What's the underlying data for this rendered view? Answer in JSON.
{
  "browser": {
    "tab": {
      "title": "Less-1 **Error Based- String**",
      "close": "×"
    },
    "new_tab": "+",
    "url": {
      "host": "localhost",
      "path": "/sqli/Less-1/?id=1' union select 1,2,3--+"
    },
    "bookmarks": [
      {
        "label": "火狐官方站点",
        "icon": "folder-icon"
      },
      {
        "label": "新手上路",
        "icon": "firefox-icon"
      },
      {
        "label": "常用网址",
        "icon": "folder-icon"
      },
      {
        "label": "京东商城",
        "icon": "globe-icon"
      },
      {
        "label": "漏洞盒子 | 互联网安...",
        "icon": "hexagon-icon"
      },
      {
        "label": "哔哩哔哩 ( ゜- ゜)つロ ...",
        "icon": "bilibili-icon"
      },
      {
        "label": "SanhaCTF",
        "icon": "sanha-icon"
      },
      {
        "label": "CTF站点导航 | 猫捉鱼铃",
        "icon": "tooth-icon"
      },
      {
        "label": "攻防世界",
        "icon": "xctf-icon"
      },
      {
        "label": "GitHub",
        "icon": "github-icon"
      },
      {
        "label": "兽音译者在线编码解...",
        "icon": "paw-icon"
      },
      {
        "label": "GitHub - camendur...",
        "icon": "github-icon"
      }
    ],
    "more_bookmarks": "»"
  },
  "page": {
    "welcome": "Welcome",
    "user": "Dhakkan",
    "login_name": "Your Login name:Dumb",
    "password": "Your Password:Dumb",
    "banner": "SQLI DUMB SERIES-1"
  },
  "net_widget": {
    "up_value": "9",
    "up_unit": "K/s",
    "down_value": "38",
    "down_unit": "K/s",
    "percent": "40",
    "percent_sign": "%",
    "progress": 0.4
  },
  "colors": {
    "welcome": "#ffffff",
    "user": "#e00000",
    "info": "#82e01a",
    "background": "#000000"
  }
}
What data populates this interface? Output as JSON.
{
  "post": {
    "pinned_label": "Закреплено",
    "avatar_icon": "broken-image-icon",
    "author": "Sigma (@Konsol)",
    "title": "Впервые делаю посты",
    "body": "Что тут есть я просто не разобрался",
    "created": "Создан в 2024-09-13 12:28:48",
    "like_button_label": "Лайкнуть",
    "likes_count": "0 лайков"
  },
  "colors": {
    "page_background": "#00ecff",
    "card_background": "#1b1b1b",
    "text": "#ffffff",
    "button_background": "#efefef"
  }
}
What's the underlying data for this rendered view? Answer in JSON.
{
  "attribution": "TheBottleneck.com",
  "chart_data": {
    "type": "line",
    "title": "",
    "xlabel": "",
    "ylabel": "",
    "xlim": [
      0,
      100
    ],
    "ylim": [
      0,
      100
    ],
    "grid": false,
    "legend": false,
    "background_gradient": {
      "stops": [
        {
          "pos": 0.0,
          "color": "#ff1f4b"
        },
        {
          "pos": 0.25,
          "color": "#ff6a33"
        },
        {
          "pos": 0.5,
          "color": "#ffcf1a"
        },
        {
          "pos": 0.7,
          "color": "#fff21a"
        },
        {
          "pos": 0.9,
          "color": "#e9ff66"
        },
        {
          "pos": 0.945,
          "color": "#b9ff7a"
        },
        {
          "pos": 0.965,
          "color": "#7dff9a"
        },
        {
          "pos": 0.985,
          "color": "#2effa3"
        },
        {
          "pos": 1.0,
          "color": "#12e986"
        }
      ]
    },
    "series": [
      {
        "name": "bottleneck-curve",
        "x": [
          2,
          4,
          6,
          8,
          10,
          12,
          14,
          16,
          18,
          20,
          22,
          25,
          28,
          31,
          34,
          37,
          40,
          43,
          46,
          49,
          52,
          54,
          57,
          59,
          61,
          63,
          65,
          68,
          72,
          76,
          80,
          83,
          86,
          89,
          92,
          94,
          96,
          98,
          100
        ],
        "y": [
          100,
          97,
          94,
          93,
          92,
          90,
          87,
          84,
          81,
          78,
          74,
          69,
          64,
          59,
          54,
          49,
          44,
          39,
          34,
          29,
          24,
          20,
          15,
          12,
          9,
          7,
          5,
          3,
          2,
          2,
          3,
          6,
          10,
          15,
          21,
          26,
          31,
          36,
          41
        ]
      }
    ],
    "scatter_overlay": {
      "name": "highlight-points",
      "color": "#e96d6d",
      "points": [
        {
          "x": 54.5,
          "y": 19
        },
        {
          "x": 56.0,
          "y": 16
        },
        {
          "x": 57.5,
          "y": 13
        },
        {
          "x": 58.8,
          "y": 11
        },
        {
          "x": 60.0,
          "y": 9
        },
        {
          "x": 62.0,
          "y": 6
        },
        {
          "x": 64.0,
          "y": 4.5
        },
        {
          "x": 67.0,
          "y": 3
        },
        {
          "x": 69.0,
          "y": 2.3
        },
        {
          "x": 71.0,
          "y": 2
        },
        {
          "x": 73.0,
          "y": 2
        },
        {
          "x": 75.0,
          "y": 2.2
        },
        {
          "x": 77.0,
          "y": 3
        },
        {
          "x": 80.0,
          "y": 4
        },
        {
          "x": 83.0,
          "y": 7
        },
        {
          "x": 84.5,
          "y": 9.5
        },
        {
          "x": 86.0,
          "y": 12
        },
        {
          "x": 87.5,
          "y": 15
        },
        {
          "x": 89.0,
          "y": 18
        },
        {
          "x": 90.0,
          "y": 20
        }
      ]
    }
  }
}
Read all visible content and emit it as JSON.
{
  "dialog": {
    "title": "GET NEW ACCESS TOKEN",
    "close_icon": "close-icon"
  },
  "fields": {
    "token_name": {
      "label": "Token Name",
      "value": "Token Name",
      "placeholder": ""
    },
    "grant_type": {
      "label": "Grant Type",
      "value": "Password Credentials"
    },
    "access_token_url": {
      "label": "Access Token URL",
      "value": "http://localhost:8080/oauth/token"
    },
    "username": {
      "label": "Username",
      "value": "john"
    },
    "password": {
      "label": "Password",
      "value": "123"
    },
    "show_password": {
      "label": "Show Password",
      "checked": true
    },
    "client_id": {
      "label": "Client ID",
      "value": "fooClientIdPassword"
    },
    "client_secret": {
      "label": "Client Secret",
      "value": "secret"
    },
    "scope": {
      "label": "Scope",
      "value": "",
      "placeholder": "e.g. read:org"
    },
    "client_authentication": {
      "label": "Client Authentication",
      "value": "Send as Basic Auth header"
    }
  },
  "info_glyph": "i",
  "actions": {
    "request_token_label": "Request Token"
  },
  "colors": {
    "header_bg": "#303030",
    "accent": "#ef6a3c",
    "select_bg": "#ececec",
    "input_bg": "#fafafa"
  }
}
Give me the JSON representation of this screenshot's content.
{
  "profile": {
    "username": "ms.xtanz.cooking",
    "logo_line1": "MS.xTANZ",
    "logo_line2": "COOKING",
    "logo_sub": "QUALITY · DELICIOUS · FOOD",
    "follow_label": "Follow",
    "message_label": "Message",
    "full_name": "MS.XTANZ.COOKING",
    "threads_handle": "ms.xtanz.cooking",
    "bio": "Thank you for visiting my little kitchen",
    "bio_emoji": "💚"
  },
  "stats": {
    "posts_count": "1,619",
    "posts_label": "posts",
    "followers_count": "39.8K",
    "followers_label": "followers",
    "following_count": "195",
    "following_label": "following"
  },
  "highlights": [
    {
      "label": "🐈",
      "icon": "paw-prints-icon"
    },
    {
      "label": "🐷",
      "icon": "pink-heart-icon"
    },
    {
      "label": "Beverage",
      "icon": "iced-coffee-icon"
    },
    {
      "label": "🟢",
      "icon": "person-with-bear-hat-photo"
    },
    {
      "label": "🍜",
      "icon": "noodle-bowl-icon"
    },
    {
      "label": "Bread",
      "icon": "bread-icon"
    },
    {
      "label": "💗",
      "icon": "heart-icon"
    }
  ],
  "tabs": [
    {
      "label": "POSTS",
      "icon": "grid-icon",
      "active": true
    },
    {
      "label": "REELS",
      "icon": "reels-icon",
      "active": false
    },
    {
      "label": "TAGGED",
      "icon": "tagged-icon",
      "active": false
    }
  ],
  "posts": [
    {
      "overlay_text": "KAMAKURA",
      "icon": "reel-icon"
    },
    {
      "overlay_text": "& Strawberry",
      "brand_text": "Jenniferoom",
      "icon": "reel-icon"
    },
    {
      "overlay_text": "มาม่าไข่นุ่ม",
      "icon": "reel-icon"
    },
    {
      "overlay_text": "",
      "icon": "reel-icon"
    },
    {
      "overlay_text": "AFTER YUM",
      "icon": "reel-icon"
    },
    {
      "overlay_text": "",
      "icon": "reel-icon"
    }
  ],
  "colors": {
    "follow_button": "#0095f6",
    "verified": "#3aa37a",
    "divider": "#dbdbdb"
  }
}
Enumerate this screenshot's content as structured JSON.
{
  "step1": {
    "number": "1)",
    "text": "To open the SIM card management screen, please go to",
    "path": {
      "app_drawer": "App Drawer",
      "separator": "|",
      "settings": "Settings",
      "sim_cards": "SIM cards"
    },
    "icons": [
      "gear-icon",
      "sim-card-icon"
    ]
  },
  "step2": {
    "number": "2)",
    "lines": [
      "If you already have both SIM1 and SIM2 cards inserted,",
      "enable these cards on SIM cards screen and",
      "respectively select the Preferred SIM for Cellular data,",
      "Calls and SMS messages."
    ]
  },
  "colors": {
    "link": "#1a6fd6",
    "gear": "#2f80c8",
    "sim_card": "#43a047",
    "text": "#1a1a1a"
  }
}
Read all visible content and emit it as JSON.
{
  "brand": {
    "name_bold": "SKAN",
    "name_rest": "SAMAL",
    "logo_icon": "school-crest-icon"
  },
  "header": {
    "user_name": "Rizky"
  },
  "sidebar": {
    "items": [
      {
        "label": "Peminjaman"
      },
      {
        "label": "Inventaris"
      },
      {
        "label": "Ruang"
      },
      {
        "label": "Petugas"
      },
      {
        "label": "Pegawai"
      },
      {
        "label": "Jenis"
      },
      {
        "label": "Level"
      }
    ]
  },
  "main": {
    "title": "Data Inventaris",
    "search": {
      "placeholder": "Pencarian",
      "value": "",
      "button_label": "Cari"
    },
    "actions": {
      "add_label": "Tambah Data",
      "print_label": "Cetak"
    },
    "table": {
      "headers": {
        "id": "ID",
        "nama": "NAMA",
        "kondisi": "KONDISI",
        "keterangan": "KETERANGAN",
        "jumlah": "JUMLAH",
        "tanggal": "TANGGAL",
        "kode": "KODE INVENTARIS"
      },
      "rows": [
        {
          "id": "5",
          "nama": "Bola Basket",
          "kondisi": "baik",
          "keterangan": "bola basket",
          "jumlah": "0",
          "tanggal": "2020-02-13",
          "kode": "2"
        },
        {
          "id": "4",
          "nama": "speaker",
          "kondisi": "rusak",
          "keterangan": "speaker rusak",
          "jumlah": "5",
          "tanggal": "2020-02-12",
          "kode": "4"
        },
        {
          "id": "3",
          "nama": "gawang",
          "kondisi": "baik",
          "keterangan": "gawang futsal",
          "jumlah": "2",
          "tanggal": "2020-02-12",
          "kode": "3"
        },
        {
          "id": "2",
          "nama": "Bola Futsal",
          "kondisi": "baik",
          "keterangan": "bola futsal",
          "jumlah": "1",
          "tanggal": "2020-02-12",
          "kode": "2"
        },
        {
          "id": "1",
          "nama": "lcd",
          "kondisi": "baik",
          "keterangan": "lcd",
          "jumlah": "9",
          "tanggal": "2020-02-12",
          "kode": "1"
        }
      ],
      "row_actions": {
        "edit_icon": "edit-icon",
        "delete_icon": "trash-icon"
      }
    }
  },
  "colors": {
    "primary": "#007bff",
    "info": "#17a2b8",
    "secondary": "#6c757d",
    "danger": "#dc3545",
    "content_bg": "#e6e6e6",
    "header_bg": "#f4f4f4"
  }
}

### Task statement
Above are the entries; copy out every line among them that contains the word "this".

### Answer area
What's the underlying data for this rendered view? Answer in JSON.
What data populates this interface? Output as JSON.
What's the underlying data for this rendered view? Answer in JSON.
Give me the JSON representation of this screenshot's content.
Enumerate this screenshot's content as structured JSON.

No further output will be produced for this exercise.